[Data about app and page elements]
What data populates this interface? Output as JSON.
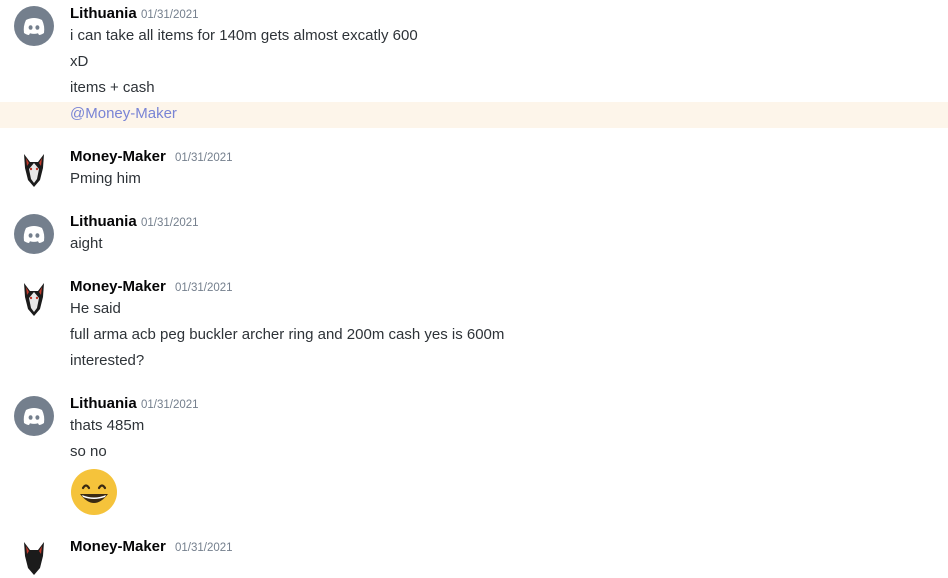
{
  "messages": [
    {
      "author": "Lithuania",
      "timestamp": "01/31/2021",
      "avatar": "discord-default-avatar",
      "lines": [
        "i can take all items for 140m gets almost excatly 600",
        "xD",
        "items + cash"
      ],
      "mention": "@Money-Maker"
    },
    {
      "author": "Money-Maker",
      "timestamp": "01/31/2021",
      "avatar": "wolf-avatar",
      "lines": [
        "Pming him"
      ]
    },
    {
      "author": "Lithuania",
      "timestamp": "01/31/2021",
      "avatar": "discord-default-avatar",
      "lines": [
        "aight"
      ]
    },
    {
      "author": "Money-Maker",
      "timestamp": "01/31/2021",
      "avatar": "wolf-avatar",
      "lines": [
        "He said",
        "full arma acb peg buckler archer ring and 200m cash yes is 600m",
        "interested?"
      ]
    },
    {
      "author": "Lithuania",
      "timestamp": "01/31/2021",
      "avatar": "discord-default-avatar",
      "lines": [
        "thats 485m",
        "so no"
      ],
      "emoji": "grinning-smile-emoji"
    },
    {
      "author": "Money-Maker",
      "timestamp": "01/31/2021",
      "avatar": "wolf-avatar",
      "lines": []
    }
  ],
  "colors": {
    "mention_highlight": "#fdf5ea",
    "mention_text": "#7984d5",
    "discord_avatar": "#747f8d",
    "username": "#060607",
    "timestamp": "#747f8d"
  }
}
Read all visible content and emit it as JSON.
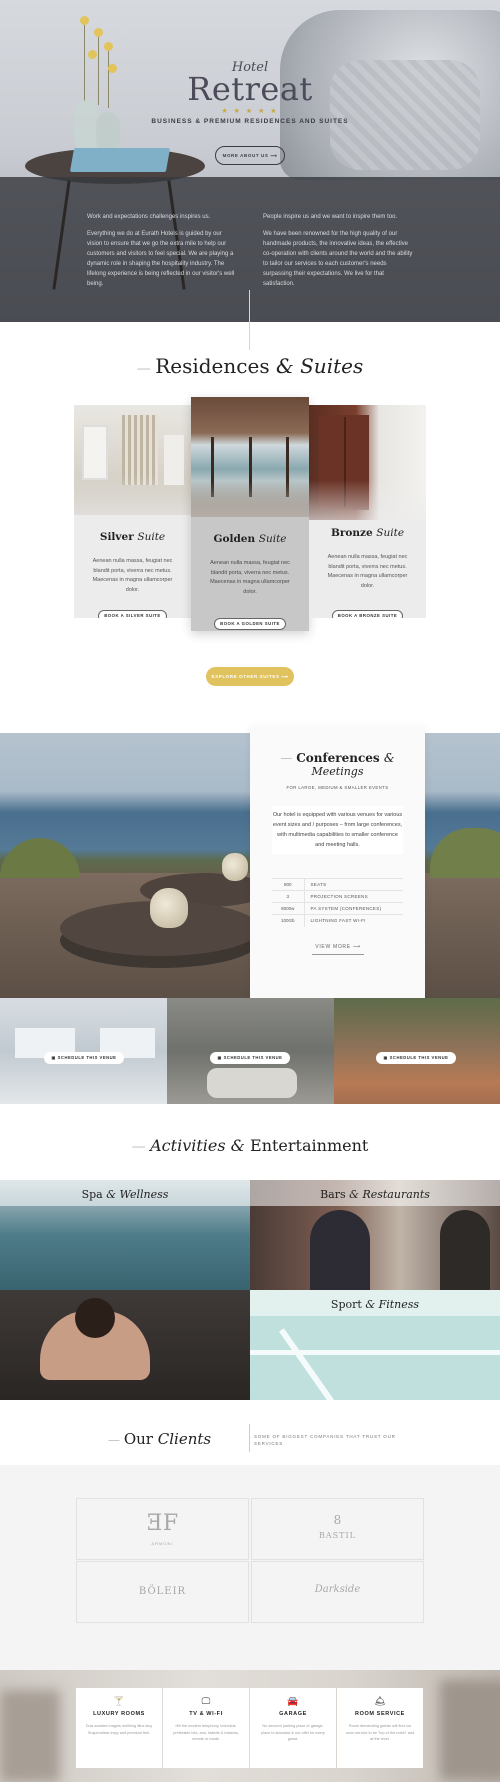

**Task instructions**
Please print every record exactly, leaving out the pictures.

**Solution for this task**
What data populates this interface? Output as JSON.
{
  "messages": [
    {
      "author": "Lithuania",
      "timestamp": "01/31/2021",
      "avatar": "discord-default-avatar",
      "lines": [
        "i can take all items for 140m gets almost excatly 600",
        "xD",
        "items + cash"
      ],
      "mention": "@Money-Maker"
    },
    {
      "author": "Money-Maker",
      "timestamp": "01/31/2021",
      "avatar": "wolf-avatar",
      "lines": [
        "Pming him"
      ]
    },
    {
      "author": "Lithuania",
      "timestamp": "01/31/2021",
      "avatar": "discord-default-avatar",
      "lines": [
        "aight"
      ]
    },
    {
      "author": "Money-Maker",
      "timestamp": "01/31/2021",
      "avatar": "wolf-avatar",
      "lines": [
        "He said",
        "full arma acb peg buckler archer ring and 200m cash yes is 600m",
        "interested?"
      ]
    },
    {
      "author": "Lithuania",
      "timestamp": "01/31/2021",
      "avatar": "discord-default-avatar",
      "lines": [
        "thats 485m",
        "so no"
      ],
      "emoji": "grinning-smile-emoji"
    },
    {
      "author": "Money-Maker",
      "timestamp": "01/31/2021",
      "avatar": "wolf-avatar",
      "lines": []
    }
  ],
  "colors": {
    "mention_highlight": "#fdf5ea",
    "mention_text": "#7984d5",
    "discord_avatar": "#747f8d",
    "username": "#060607",
    "timestamp": "#747f8d"
  }
}
Read all visible content and emit it as JSON.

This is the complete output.